Network Working Group G. Huston Request for Comments: 2990 Telstra Category: Informational November 2000

Next Steps for the IP QoS Architecture

Status of this Memo

This memo provides information for the Internet community. It does not specify an Internet standard of any kind. Distribution of this memo is unlimited.

Copyright Notice

Copyright (C) The Internet Society (2000). All Rights Reserved.

Abstract

While there has been significant progress in the definition of Quality of Service (QoS) architectures for internet networks, there are a number of aspects of QoS that appear to need further elaboration as they relate to translating a set of tools into a coherent platform for end-to-end service delivery. This document highlights the outstanding architectural issues relating to the deployment and use of QoS mechanisms within internet networks, noting those areas where further standards work may assist with the deployment of QoS internets.

This document is the outcome of a collaborative exercise on the part of the Internet Architecture Board.

Table of Contents

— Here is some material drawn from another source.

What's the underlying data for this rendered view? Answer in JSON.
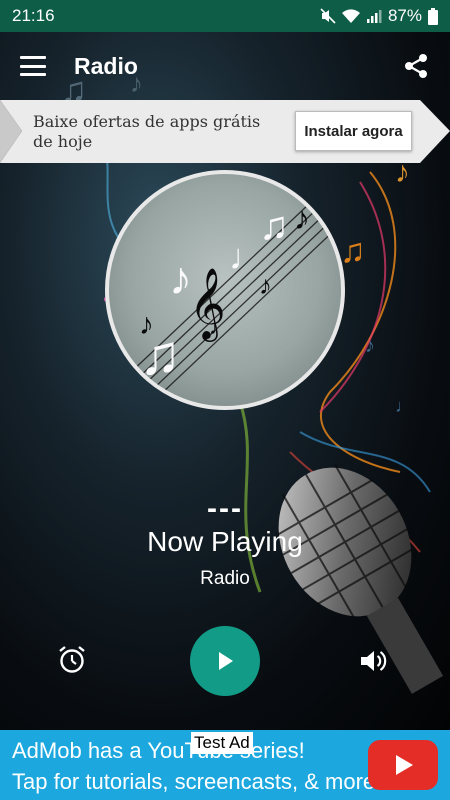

1. Introduction ........................................... 2 2. State and Stateless QoS ................................ 4 3. Next Steps for QoS Architectures ....................... 6 3.1 QoS-Enabled Applications ........................... 7 3.2 The Service Environment ............................ 9 3.3 QoS Discovery ...................................... 10 3.4 QoS Routing and Resource Management ................ 10 3.5 TCP and QoS ........................................ 11 3.6 Per-Flow States and Per-Packet classifiers ......... 13 3.7 The Service Set .................................... 14 3.8 Measuring Service Delivery ......................... 14 3.9 QoS Accounting ..................................... 15 3.10 QoS Deployment Diversity .......................... 16 3.11 QoS Inter-Domain signaling ........................ 17

Huston Informational [Page 1]

RFC 2990 Next Steps for QoS Architecture November 2000

3.12 QoS Deployment Logistics .......................... 17 4. The objective of the QoS architecture .................. 18 5. Towards an end-to-end QoS architecture ................. 19 6. Conclusions ............................................ 21 7. Security Considerations ................................ 21 8. References ............................................. 22

9. Acknowledgments ........................................ 23 10. Author's Address ....................................... 23 11. Full Copyright Statement ............................... 24

1. Introduction

The default service offering associated with the Internet is characterized as a best-effort variable service response. Within this service profile the network makes no attempt to actively differentiate its service response between the traffic streams generated by concurrent users of the network. As the load generated by the active traffic flows within the network varies, the network's best effort service response will also vary.